However, it is also possible to have lexical cohesion without both terms having the same referent, that is, “instances of cohesion (which) are purely lexical, a function simply of the co-occurrence of lexical items, and not in any way dependent on the relation of reference.” (ibid.:283) So, there are four possibilities of lexical cohesion as far as reference is concerned: Identical, inclusive, exclusive and unrelated, as it is shown in the following example:
That boy’s going to fall if he doesn’t take care.
Those boys are always getting into trouble.
And there’s another boy standing underneath.
There’s a boy climbing that tree.
Most boys love climbing trees.
So, lexical cohesion is a textual resource which does not depend on reference; it is based solely on form. However, lexical cohesion and reference normally happen together in a given context as a way of creating texture.
General nouns are a class of nouns that is particularly important for lexical cohesion and for text creation, but which is frequently underestimated by language teachers. As we have just seen, they represent a borderline case between lexical cohesion and reference, in the same sense as they are between lexical and grammatical items (members of open and closed systems respectively).
From a lexical point, they are superordinate members of large lexical sets; they are normally accompanied by the demonstrative reference, although it can also be found with other demonstratives in tonic position (general nouns in cohesive function are never tonic).
General nouns normally convey an interpersonal attitudinal meaning of familiarity. The interpersonal meaning implies that the speaker is emotionally involved with the referent of the general noun; this attitude may be contemptuous or sympathetic.
So far we have studied cohesion created by means of pairs of words somehow associated with each other in the language.
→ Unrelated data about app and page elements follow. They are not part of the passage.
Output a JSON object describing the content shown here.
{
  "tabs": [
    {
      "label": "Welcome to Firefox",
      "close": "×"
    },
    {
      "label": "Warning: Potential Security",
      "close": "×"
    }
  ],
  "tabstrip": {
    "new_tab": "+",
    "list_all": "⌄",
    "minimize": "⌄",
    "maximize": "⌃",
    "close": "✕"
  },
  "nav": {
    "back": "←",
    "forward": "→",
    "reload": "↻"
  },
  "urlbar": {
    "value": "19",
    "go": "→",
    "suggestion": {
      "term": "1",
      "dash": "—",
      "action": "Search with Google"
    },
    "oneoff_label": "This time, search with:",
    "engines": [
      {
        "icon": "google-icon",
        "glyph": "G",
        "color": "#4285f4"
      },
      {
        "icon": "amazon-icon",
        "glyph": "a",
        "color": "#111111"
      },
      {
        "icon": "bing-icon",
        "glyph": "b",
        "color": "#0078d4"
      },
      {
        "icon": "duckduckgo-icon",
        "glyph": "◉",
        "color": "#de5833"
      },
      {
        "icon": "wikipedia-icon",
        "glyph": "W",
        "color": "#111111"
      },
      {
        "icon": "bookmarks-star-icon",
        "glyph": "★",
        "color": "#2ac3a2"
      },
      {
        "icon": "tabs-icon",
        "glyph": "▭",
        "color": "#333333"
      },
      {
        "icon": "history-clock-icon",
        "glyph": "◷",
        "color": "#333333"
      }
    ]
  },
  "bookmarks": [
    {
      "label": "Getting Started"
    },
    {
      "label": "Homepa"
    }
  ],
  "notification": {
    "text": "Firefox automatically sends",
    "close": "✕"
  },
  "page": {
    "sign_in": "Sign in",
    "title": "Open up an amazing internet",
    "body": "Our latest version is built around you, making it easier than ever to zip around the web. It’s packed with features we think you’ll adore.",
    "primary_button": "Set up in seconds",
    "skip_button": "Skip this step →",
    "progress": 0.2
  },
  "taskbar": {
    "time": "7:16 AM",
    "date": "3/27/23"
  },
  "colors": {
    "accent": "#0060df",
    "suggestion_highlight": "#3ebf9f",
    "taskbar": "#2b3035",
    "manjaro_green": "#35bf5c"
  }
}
For example, a boy and a girl are cohesive items through their opposition, called complementarity. However, cohesion should even be enhanced further to include terms whose association is difficult to define in lexico-semantic terms but which occur in proximity in a given text.
Collocation is defined as the tendency of two lexical items to appear in similar contexts. This co-occurrence provokes cohesion. For instance, it would be easy to find a text on English literature where words such as poetry…literature…reader…writer…style may appear. These collocations cooperate in the creation of texture, the quality of a text being a unity.
In this unit, we have completed the scheme of textual cohesion. Grammatical and lexical cohesion are the two procedures to create texture. In a sense, the meaning of cohesion has also been enhanced to include lexical cohesion without reference, as in collocations. Halliday and Hasan (1976:285) finally states that “there is cohesion between any pair of lexical items that stand to each other in some recognizable lexicosemantic (word meaning) relation”.
Lexical cohesion is a very important topic for language teachers, related as it is to vocabulary. The use of synonyms and near-synonyms, general nouns and collocations are features of a good text but they are unfortunately frequent absent from the language learning syllabus. And it is only through the use of authentic texts that language learners may familiarise themselves with these lexical cohesion devices.